Windows Rights Management Servce is a product. It does cost money. See:
“What is the diference between sign and encrypt the message? when the message goes signed can be spyed?”
Signed just means you can be sure that it came from who it says it came from, but doesn’t mean the message itself is encrypted… so yes, if you’re not using some other encryption, the message can be read.
For a complete list of the other ports required in the Exchange front-end and back-end server,
see “Front-End and Back-End Topology for Exchange Server 2003 and Exchange 2000 Server” at
For more information about Exchange Server 2003 RPC over HTTP(S) deployment configurations, see “Exchange Server 2003 RPC over HTTP(S) Deployment Scenarios” at

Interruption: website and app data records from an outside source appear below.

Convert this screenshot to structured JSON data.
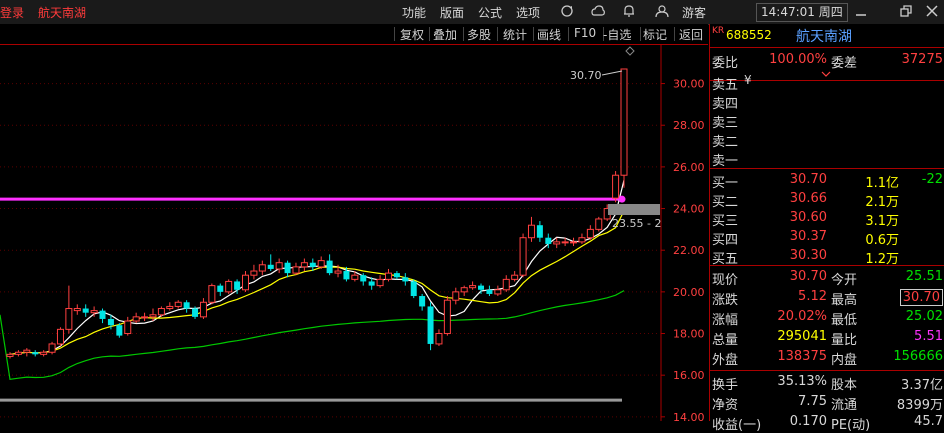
{
  "topbar": {
    "title_prefix": "登录",
    "stock_name": "航天南湖",
    "menu": [
      "功能",
      "版面",
      "公式",
      "选项"
    ],
    "user": "游客",
    "clock": "14:47:01 周四"
  },
  "toolbar": [
    "复权",
    "叠加",
    "多股",
    "统计",
    "画线",
    "F10",
    "-自选",
    "标记",
    "返回"
  ],
  "panel": {
    "kr": "KR",
    "code": "688552",
    "name": "航天南湖",
    "weibi_label": "委比",
    "weibi_value": "100.00%",
    "weicha_label": "委差",
    "weicha_value": "37275",
    "sell": [
      {
        "label": "卖五",
        "price": "",
        "vol": ""
      },
      {
        "label": "卖四",
        "price": "",
        "vol": ""
      },
      {
        "label": "卖三",
        "price": "",
        "vol": ""
      },
      {
        "label": "卖二",
        "price": "",
        "vol": ""
      },
      {
        "label": "卖一",
        "price": "",
        "vol": ""
      }
    ],
    "currency_mark": "¥",
    "buy": [
      {
        "label": "买一",
        "price": "30.70",
        "vol": "1.1亿",
        "chg": "-22"
      },
      {
        "label": "买二",
        "price": "30.66",
        "vol": "2.1万",
        "chg": ""
      },
      {
        "label": "买三",
        "price": "30.60",
        "vol": "3.1万",
        "chg": ""
      },
      {
        "label": "买四",
        "price": "30.37",
        "vol": "0.6万",
        "chg": ""
      },
      {
        "label": "买五",
        "price": "30.30",
        "vol": "1.2万",
        "chg": ""
      }
    ],
    "stats": [
      {
        "l1": "现价",
        "v1": "30.70",
        "l2": "今开",
        "v2": "25.51"
      },
      {
        "l1": "涨跌",
        "v1": "5.12",
        "l2": "最高",
        "v2": "30.70"
      },
      {
        "l1": "涨幅",
        "v1": "20.02%",
        "l2": "最低",
        "v2": "25.02"
      },
      {
        "l1": "总量",
        "v1": "295041",
        "l2": "量比",
        "v2": "5.51"
      },
      {
        "l1": "外盘",
        "v1": "138375",
        "l2": "内盘",
        "v2": "156666"
      }
    ],
    "stats2": [
      {
        "l1": "换手",
        "v1": "35.13%",
        "l2": "股本",
        "v2": "3.37亿"
      },
      {
        "l1": "净资",
        "v1": "7.75",
        "l2": "流通",
        "v2": "8399万"
      },
      {
        "l1": "收益(一)",
        "v1": "0.170",
        "l2": "PE(动)",
        "v2": "45.7"
      }
    ],
    "colors": {
      "up": "#ff4040",
      "down": "#00e000",
      "neutral": "#d8d8d8",
      "yellow": "#ffff00",
      "magenta": "#ff30ff"
    }
  },
  "chart_data": {
    "type": "candlestick",
    "y_ticks": [
      "30.00",
      "28.00",
      "26.00",
      "24.00",
      "22.00",
      "20.00",
      "18.00",
      "16.00",
      "14.00"
    ],
    "ylim": [
      13.8,
      31.9
    ],
    "annotations": {
      "high_label": "30.70",
      "price_tag": "23.55 - 2"
    },
    "reference_lines": [
      {
        "color": "#ff30ff",
        "value": 24.45
      },
      {
        "color": "#999999",
        "value": 14.8
      }
    ],
    "candles": [
      [
        16.9,
        17.0,
        16.8,
        17.1
      ],
      [
        17.0,
        17.1,
        16.9,
        17.2
      ],
      [
        17.1,
        17.2,
        16.9,
        17.3
      ],
      [
        17.1,
        17.0,
        16.9,
        17.2
      ],
      [
        17.0,
        17.1,
        16.9,
        17.2
      ],
      [
        17.1,
        17.5,
        17.0,
        17.6
      ],
      [
        17.5,
        18.2,
        17.4,
        18.3
      ],
      [
        18.2,
        19.2,
        18.0,
        20.3
      ],
      [
        19.1,
        19.2,
        18.9,
        19.4
      ],
      [
        19.2,
        19.0,
        18.8,
        19.4
      ],
      [
        19.0,
        19.1,
        18.8,
        19.3
      ],
      [
        19.1,
        18.7,
        18.5,
        19.2
      ],
      [
        18.7,
        18.4,
        18.2,
        18.9
      ],
      [
        18.4,
        17.9,
        17.8,
        18.5
      ],
      [
        18.0,
        18.6,
        17.9,
        18.8
      ],
      [
        18.6,
        18.8,
        18.5,
        19.0
      ],
      [
        18.8,
        18.8,
        18.6,
        19.0
      ],
      [
        18.8,
        18.9,
        18.6,
        19.2
      ],
      [
        18.9,
        19.2,
        18.8,
        19.3
      ],
      [
        19.2,
        19.3,
        19.1,
        19.5
      ],
      [
        19.3,
        19.5,
        19.2,
        19.6
      ],
      [
        19.5,
        19.2,
        19.0,
        19.6
      ],
      [
        19.2,
        18.8,
        18.7,
        19.3
      ],
      [
        18.8,
        19.5,
        18.7,
        19.7
      ],
      [
        19.5,
        20.3,
        19.4,
        20.4
      ],
      [
        20.3,
        20.0,
        19.8,
        20.4
      ],
      [
        20.0,
        20.5,
        19.9,
        20.6
      ],
      [
        20.5,
        20.1,
        19.9,
        20.6
      ],
      [
        20.1,
        20.8,
        20.0,
        21.0
      ],
      [
        20.8,
        21.0,
        20.6,
        21.3
      ],
      [
        21.0,
        21.3,
        20.8,
        21.5
      ],
      [
        21.3,
        21.1,
        21.0,
        21.8
      ],
      [
        21.1,
        21.4,
        20.9,
        21.6
      ],
      [
        21.4,
        20.9,
        20.7,
        21.5
      ],
      [
        20.9,
        21.2,
        20.8,
        21.4
      ],
      [
        21.2,
        21.4,
        21.0,
        21.6
      ],
      [
        21.4,
        21.2,
        21.0,
        21.6
      ],
      [
        21.2,
        21.5,
        21.1,
        21.7
      ],
      [
        21.5,
        20.9,
        20.8,
        21.8
      ],
      [
        20.9,
        21.0,
        20.7,
        21.3
      ],
      [
        21.0,
        20.6,
        20.5,
        21.2
      ],
      [
        20.6,
        20.8,
        20.5,
        21.0
      ],
      [
        20.8,
        20.5,
        20.3,
        20.9
      ],
      [
        20.5,
        20.3,
        20.1,
        20.7
      ],
      [
        20.3,
        20.6,
        20.2,
        20.8
      ],
      [
        20.6,
        20.9,
        20.5,
        21.1
      ],
      [
        20.9,
        20.7,
        20.6,
        21.0
      ],
      [
        20.7,
        20.5,
        20.3,
        20.9
      ],
      [
        20.5,
        19.8,
        19.7,
        20.6
      ],
      [
        19.8,
        19.3,
        19.1,
        19.9
      ],
      [
        19.3,
        17.5,
        17.2,
        19.5
      ],
      [
        17.5,
        18.0,
        17.4,
        18.2
      ],
      [
        18.0,
        19.6,
        17.9,
        19.8
      ],
      [
        19.6,
        20.0,
        19.4,
        20.2
      ],
      [
        20.0,
        20.2,
        19.8,
        20.3
      ],
      [
        20.2,
        20.3,
        20.1,
        20.5
      ],
      [
        20.3,
        20.1,
        19.9,
        20.4
      ],
      [
        20.1,
        19.9,
        19.8,
        20.3
      ],
      [
        19.9,
        20.1,
        19.8,
        20.3
      ],
      [
        20.1,
        20.6,
        20.0,
        20.8
      ],
      [
        20.6,
        20.8,
        20.5,
        21.0
      ],
      [
        20.8,
        22.6,
        20.7,
        22.8
      ],
      [
        22.6,
        23.2,
        22.4,
        23.6
      ],
      [
        23.2,
        22.6,
        22.4,
        23.4
      ],
      [
        22.6,
        22.3,
        22.1,
        22.8
      ],
      [
        22.3,
        22.4,
        22.1,
        22.6
      ],
      [
        22.4,
        22.4,
        22.2,
        22.6
      ],
      [
        22.4,
        22.4,
        22.2,
        22.6
      ],
      [
        22.4,
        22.6,
        22.3,
        22.8
      ],
      [
        22.6,
        23.0,
        22.5,
        23.2
      ],
      [
        23.0,
        23.5,
        22.9,
        23.6
      ],
      [
        23.5,
        24.0,
        23.4,
        24.2
      ],
      [
        24.5,
        25.6,
        24.3,
        25.8
      ],
      [
        25.6,
        30.7,
        25.0,
        30.7
      ]
    ]
  }
}
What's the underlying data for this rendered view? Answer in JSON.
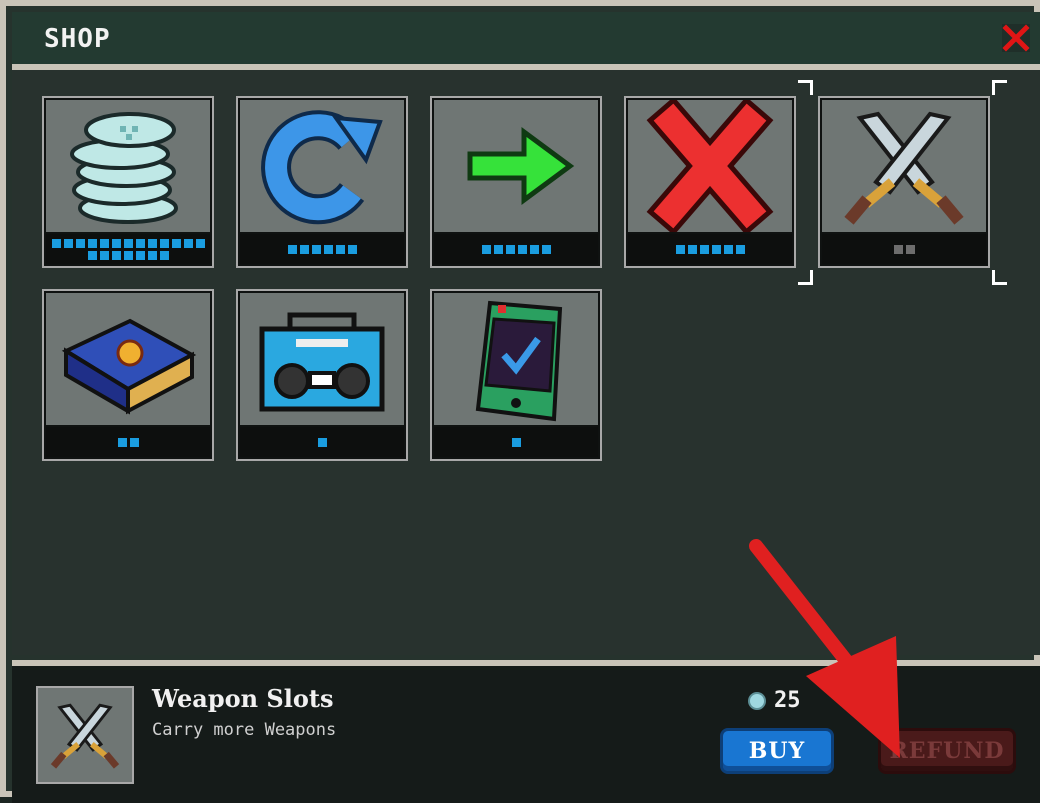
{
  "window": {
    "title": "SHOP"
  },
  "items": [
    {
      "id": "coins",
      "icon": "coin-stack-icon",
      "level": 20,
      "max": 20,
      "color": "#1a9de0"
    },
    {
      "id": "reroll",
      "icon": "reroll-icon",
      "level": 6,
      "max": 6,
      "color": "#1a9de0"
    },
    {
      "id": "skip",
      "icon": "green-arrow-icon",
      "level": 6,
      "max": 6,
      "color": "#1a9de0"
    },
    {
      "id": "banish",
      "icon": "red-x-icon",
      "level": 6,
      "max": 6,
      "color": "#1a9de0"
    },
    {
      "id": "weapon-slots",
      "icon": "crossed-swords-icon",
      "level": 0,
      "max": 2,
      "color": "#6d6d6d"
    },
    {
      "id": "tome",
      "icon": "spellbook-icon",
      "level": 2,
      "max": 2,
      "color": "#1a9de0"
    },
    {
      "id": "boombox",
      "icon": "boombox-icon",
      "level": 1,
      "max": 1,
      "color": "#1a9de0"
    },
    {
      "id": "phone",
      "icon": "phone-check-icon",
      "level": 1,
      "max": 1,
      "color": "#1a9de0"
    }
  ],
  "selected": {
    "name": "Weapon Slots",
    "description": "Carry more Weapons",
    "icon": "crossed-swords-icon",
    "price": "25",
    "currency_icon": "silver-coin-icon"
  },
  "buttons": {
    "buy": "BUY",
    "refund": "REFUND"
  },
  "annotation": {
    "icon": "red-arrow-icon",
    "color": "#e02020"
  }
}
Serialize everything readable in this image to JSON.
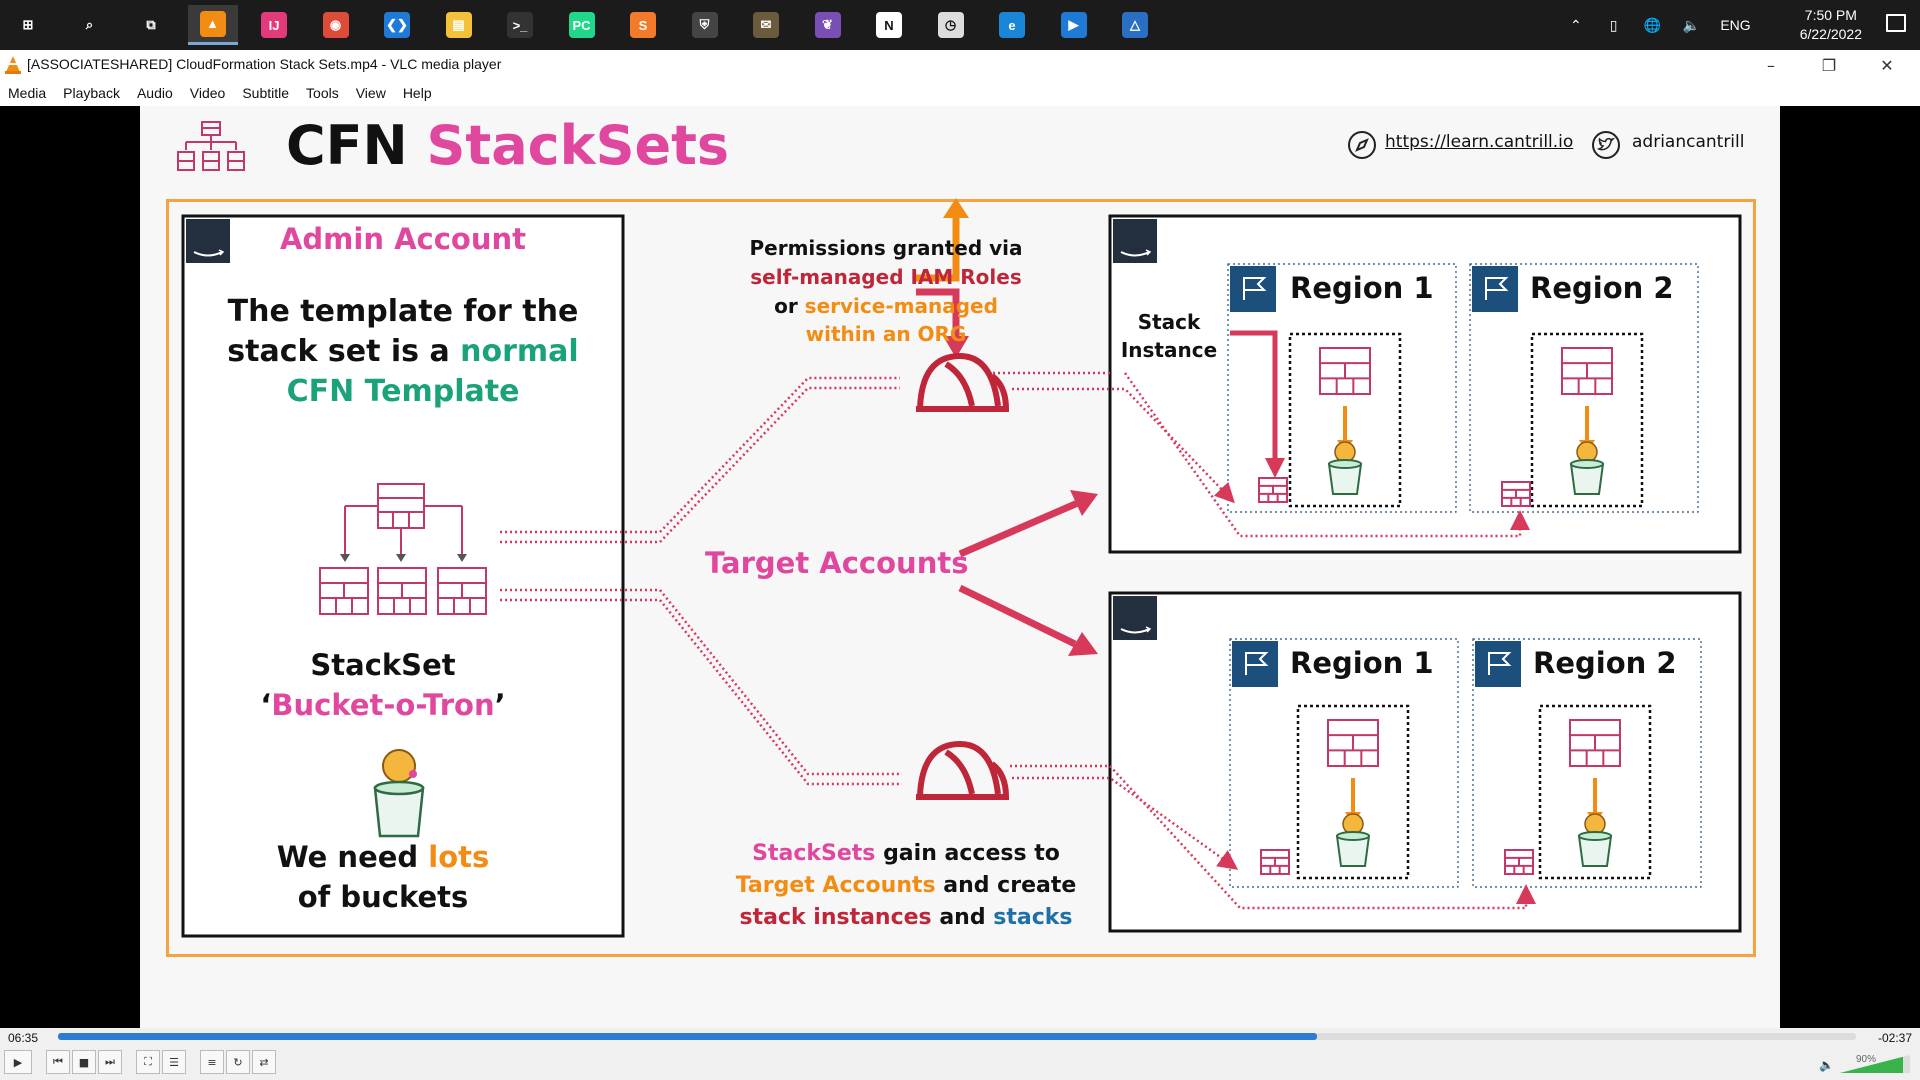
{
  "taskbar": {
    "apps": [
      {
        "name": "start",
        "glyph": "⊞"
      },
      {
        "name": "search",
        "glyph": "⌕"
      },
      {
        "name": "task-view",
        "glyph": "⧉"
      },
      {
        "name": "vlc",
        "glyph": "▲"
      },
      {
        "name": "intellij",
        "glyph": "IJ"
      },
      {
        "name": "chrome",
        "glyph": "◉"
      },
      {
        "name": "vscode",
        "glyph": "❮❯"
      },
      {
        "name": "file-explorer",
        "glyph": "▤"
      },
      {
        "name": "terminal",
        "glyph": ">_"
      },
      {
        "name": "pycharm",
        "glyph": "PC"
      },
      {
        "name": "sublime",
        "glyph": "S"
      },
      {
        "name": "security",
        "glyph": "⛨"
      },
      {
        "name": "app-13",
        "glyph": "✉"
      },
      {
        "name": "app-14",
        "glyph": "❦"
      },
      {
        "name": "notion",
        "glyph": "N"
      },
      {
        "name": "clock-app",
        "glyph": "◷"
      },
      {
        "name": "edge",
        "glyph": "e"
      },
      {
        "name": "media-player",
        "glyph": "▶"
      },
      {
        "name": "photos",
        "glyph": "△"
      }
    ],
    "tray": {
      "language": "ENG",
      "time": "7:50 PM",
      "date": "6/22/2022"
    }
  },
  "window": {
    "title": "[ASSOCIATESHARED] CloudFormation Stack Sets.mp4 - VLC media player",
    "menu": [
      "Media",
      "Playback",
      "Audio",
      "Video",
      "Subtitle",
      "Tools",
      "View",
      "Help"
    ]
  },
  "slide": {
    "title_black": "CFN",
    "title_pink": "StackSets",
    "link": "https://learn.cantrill.io",
    "twitter": "adriancantrill",
    "aws_logo": "aws",
    "admin": {
      "heading": "Admin Account",
      "line1": "The template for the",
      "line2_a": "stack set is a",
      "line2_b": "normal",
      "line3": "CFN Template",
      "stackset_label": "StackSet",
      "stackset_name_open": "‘",
      "stackset_name": "Bucket-o-Tron",
      "stackset_name_close": "’",
      "need_a": "We need",
      "need_b": "lots",
      "need_c": "of buckets"
    },
    "permissions": {
      "line1": "Permissions granted via",
      "line2": "self-managed IAM Roles",
      "line3_a": "or",
      "line3_b": "service-managed",
      "line4": "within an ORG"
    },
    "target_accounts": "Target Accounts",
    "stack_instance": [
      "Stack",
      "Instance"
    ],
    "regions": {
      "r1": "Region 1",
      "r2": "Region 2"
    },
    "bottom": {
      "l1_a": "StackSets",
      "l1_b": "gain access to",
      "l2_a": "Target Accounts",
      "l2_b": "and create",
      "l3_a": "stack instances",
      "l3_b": "and",
      "l3_c": "stacks"
    },
    "colors": {
      "pink": "#e0479e",
      "green": "#1aa37a",
      "orange": "#f28c13",
      "red": "#c0263a",
      "crimson": "#d6395a",
      "blue": "#1f6fa8",
      "frame_orange": "#f4a340",
      "region_blue": "#1d4f7c"
    }
  },
  "player": {
    "elapsed": "06:35",
    "remaining": "-02:37",
    "progress": 0.7,
    "volume": "90%",
    "volume_level": 0.9
  }
}
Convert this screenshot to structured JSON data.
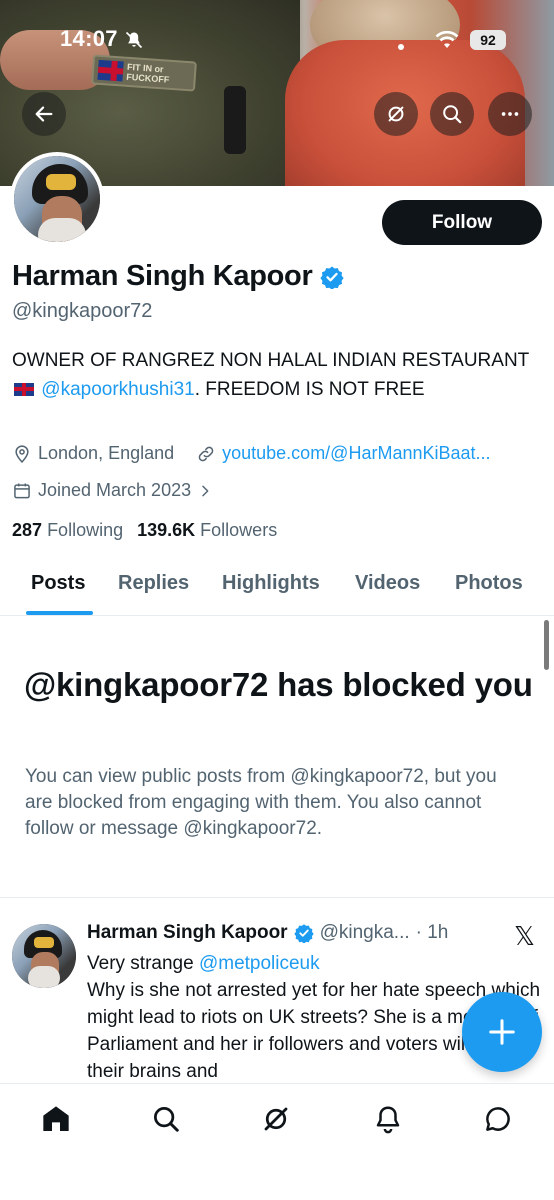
{
  "status_bar": {
    "time": "14:07",
    "battery": "92"
  },
  "banner": {
    "patch_text": "FIT IN or FUCKOFF"
  },
  "header_actions": {
    "back": "arrow-left-icon",
    "grok": "grok-icon",
    "search": "search-icon",
    "more": "more-icon"
  },
  "profile": {
    "follow_label": "Follow",
    "name": "Harman Singh Kapoor",
    "handle": "@kingkapoor72",
    "bio_part1": "OWNER OF RANGREZ NON HALAL INDIAN RESTAURANT ",
    "bio_mention": "@kapoorkhushi31",
    "bio_part2": ". FREEDOM IS NOT FREE",
    "location": "London, England",
    "website": "youtube.com/@HarMannKiBaat...",
    "joined": "Joined March 2023",
    "following_count": "287",
    "following_label": "Following",
    "followers_count": "139.6K",
    "followers_label": "Followers"
  },
  "tabs": [
    "Posts",
    "Replies",
    "Highlights",
    "Videos",
    "Photos"
  ],
  "blocked": {
    "title": "@kingkapoor72 has blocked you",
    "text": "You can view public posts from @kingkapoor72, but you are blocked from engaging with them. You also cannot follow or message @kingkapoor72."
  },
  "post": {
    "name": "Harman Singh Kapoor",
    "handle": "@kingka...",
    "time": "· 1h",
    "line1_prefix": "Very strange ",
    "line1_mention": "@metpoliceuk",
    "body": "Why is she not arrested yet for her hate speech which might lead to riots on UK streets? She is a member of Parliament and her ir followers and voters will not use their brains and",
    "x_logo": "𝕏"
  },
  "bottom_nav": [
    "home-icon",
    "search-icon",
    "grok-icon",
    "notifications-icon",
    "messages-icon"
  ],
  "colors": {
    "accent": "#1d9bf0",
    "text": "#0f1419",
    "secondary": "#536471"
  }
}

“Asked: is there other solution such as certificate services of other providers?”
Yes. S/MIME and email signing and encryption doesn’t have to use the Microsoft certificate services. It will work with any standard PKI you want to use.
“Does it work on a 2003 exchange cluster server?”
“What is the e-mail addres of Kai? Can he receive questions to his e-mail?”
firstname.lastname@example.org. Yes, he’s happy to get emailed questions from you. But try me first. 🙂
Using ISA Server 2004 with Exchange Server 2003:
“Can we get a hold of those scripts that change the IPs?”
Email Kai. He may be able to get them to you.
Deployment Scenarios for RPC over HTTP(S):
For more information about limiting client access to Exchange Server,
Refer to Article ID: 328240 at http://support.microsoft.com/kb/328240
For more information about the Outlook 98 and Outlook 2000 version of the e-mail security enhancements, refer to “Outlook 98 E-mail Security Update” at
and “Outlook 2000 SR-1 Update: E-mail Security” at
For a list of the restricted file types, see the “Outlook E-mail Security Update— Frequently Asked Questions” at
or “Attachment File Types Restricted by Outlook 2003” at
For more information about setting the Level1Remove registry key see “Administrator-Controlled Settings vs. User-Controlled Settings” at
For more information about configuring Outlook security settings, see “Customizing Security Settings by Using the Outlook Security Template” at
For more information about using ISA Server 2004 with Exchange Server 2003, see
For more information about installing an SSL certificate on your server, read the Knowledge Base article 298805 at
For more information about additional security-related features, read “How to manage Outlook Web Access features in Exchange Server 2003” at
To download the Outlook Web Access administration tool, go to
OWA Publishing through ISA Server 2004:
Exchange Server 2003 SP2 is coming!
“Great Job man”